__Problem to solve__
Figure out the number of lines in the entries that hold the string "User", then give that number and nothing else.

__Data section__
——

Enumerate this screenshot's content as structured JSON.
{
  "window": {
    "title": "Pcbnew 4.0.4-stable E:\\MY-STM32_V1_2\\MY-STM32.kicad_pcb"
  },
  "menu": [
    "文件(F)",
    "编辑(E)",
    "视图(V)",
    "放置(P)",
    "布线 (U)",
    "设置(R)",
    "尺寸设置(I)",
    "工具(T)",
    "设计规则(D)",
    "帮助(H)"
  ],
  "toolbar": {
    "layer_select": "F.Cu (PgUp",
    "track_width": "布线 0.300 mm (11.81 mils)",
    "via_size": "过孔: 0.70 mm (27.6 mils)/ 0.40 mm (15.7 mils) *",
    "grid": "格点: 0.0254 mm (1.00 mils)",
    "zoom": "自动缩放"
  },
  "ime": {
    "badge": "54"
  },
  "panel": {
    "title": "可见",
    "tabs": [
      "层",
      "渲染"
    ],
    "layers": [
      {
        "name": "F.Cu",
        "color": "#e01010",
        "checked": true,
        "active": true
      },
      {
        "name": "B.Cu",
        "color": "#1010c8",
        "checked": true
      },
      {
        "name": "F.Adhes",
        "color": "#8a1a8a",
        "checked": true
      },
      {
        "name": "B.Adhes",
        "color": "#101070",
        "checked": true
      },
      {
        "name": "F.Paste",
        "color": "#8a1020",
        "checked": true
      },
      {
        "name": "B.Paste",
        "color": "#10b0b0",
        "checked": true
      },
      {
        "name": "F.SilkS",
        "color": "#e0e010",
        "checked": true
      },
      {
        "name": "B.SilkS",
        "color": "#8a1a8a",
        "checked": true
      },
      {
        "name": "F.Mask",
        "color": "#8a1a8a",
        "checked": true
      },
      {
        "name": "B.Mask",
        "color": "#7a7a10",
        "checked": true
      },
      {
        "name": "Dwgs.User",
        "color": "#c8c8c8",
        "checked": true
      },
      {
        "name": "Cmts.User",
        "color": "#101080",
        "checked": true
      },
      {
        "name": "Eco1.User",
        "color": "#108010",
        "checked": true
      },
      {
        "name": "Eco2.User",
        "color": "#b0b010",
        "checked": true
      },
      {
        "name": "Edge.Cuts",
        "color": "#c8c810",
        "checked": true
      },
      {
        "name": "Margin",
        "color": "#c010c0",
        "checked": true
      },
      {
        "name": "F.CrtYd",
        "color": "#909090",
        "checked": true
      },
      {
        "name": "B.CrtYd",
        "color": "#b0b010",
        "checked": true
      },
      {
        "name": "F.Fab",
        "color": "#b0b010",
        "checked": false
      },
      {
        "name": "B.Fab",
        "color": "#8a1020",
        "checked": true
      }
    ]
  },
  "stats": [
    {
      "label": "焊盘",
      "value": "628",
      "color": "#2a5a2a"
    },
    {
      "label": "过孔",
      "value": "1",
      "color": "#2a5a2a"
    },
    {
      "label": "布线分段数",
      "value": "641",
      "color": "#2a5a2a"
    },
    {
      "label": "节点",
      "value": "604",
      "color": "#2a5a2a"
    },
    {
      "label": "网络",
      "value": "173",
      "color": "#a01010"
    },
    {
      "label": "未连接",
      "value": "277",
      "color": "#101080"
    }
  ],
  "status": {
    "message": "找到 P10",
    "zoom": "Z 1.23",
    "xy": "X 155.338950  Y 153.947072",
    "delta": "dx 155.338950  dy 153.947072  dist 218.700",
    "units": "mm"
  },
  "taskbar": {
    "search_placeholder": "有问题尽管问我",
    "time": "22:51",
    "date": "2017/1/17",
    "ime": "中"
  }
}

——

__Answer box__
4